Recommended Practices for Use of Traffic Barrier and Control Treatments for Restricted Work ZonesAuthor/Presenter: Ross, Hayes E., Jr.; Krammes, Raymond A.; Sicking, D. L.; Tyer, K. D.; Perera, H. S.
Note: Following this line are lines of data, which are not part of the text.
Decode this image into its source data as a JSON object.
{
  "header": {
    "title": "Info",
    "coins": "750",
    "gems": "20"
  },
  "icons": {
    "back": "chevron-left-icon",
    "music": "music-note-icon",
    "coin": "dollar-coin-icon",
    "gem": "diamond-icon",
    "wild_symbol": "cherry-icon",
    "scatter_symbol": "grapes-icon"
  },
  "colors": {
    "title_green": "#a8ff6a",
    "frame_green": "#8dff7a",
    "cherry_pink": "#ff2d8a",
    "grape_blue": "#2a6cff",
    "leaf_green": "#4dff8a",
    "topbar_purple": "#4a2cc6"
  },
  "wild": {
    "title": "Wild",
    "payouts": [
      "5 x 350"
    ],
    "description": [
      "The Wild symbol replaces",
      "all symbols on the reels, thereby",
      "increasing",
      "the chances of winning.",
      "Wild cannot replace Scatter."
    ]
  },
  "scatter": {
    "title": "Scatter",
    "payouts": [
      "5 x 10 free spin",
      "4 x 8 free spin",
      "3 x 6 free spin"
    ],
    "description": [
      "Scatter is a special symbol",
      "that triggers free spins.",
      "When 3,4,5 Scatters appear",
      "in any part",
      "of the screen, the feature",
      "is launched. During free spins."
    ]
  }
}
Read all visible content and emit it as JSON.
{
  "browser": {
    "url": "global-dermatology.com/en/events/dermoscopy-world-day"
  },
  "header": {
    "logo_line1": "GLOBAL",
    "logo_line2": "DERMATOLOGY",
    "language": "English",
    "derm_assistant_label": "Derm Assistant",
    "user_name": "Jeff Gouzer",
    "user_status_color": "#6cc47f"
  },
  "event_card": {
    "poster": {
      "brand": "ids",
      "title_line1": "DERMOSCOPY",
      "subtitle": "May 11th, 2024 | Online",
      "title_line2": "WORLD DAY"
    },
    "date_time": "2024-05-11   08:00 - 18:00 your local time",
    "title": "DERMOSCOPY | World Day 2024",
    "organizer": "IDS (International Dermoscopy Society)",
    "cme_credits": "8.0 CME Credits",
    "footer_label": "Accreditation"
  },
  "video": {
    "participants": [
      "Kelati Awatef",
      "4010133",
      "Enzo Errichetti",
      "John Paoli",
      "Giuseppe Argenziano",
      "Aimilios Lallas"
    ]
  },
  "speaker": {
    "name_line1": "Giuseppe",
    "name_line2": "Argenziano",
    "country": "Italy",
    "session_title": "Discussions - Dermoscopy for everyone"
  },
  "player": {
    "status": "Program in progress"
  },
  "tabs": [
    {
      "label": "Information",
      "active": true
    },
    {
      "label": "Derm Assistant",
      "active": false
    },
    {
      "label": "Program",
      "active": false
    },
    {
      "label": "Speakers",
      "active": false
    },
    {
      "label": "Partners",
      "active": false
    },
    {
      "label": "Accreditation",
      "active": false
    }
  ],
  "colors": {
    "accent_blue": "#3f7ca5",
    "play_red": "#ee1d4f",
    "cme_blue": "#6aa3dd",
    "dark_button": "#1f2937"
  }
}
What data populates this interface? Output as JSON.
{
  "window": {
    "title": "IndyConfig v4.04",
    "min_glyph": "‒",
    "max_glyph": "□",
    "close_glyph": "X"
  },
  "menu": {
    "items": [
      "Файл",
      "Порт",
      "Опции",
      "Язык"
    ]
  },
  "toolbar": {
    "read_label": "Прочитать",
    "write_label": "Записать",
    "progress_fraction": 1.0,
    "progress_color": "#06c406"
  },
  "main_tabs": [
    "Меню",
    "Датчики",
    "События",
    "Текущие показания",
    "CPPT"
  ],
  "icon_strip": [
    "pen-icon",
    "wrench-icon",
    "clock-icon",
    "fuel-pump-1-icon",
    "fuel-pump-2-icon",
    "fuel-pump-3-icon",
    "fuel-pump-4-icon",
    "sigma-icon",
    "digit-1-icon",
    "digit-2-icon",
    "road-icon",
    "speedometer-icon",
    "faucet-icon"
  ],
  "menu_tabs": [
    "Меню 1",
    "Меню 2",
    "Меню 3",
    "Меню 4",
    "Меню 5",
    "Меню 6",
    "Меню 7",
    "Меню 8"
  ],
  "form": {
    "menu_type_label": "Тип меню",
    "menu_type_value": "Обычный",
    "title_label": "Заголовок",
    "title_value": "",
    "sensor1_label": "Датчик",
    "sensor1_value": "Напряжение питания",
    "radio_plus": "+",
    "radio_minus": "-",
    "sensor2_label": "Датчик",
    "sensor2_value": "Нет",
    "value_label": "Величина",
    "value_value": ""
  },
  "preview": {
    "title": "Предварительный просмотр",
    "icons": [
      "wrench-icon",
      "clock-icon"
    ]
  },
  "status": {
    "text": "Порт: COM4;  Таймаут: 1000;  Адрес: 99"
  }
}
Many construction projects require the use of traffic barriers to adequately protect the motoring public and construction workers. Geometric and operational restrictions in these work zones frequently preclude the use of the same design standards for these barriers and terminals that normally apply to permanent systems. One common example involves two-lane, two-way bridges where one-half of the bridge is repaired while maintaining alternating one-way traffic in the remaining lane (usually with temporary traffic control signals). The most common method of traffic control is to install a concrete barrier on the bridge approaches and across the bridge to protect the motorists and workers. While this practice normally provides an acceptable measure of safety for motorists and workers, problems occur when an intersecting highway or driveway that cannot be closed exists near the end of the bridge. In this example, and in other restricted situations, there is often inadequate room to install either the barrier runout at the specified flare rate, an impact attenuator, or other terminal treatments meeting the performance standards for permanent barrier systems. The objective of this research was to develop improved end treatments for temporary traffic barriers, typical traffic control plans, and user guidelines for restricted work-zone situations. This project involved the identification of restricted work zone situations, the classification of specific situations into groups having similar traffic, site, geometric, and terrain characteristics, the development of conceptual designs for barrier terminal and traffic control treatments for each group, the evaluation of proposed treatments for typical situations considering safety, traffic capacity, user delay, costs, and ease of implementation, the development of detailed designs for barrier terminal treatments, crash testing of the terminal treatments, and the preparation of a user’s manual for recommended barrier terminal treatments and special traffic control plans, and guidelines for their use. An informational video was also produced to help disseminate information about the problems of restricted work zones and to introduce the recommendations for improved traffic control treatments.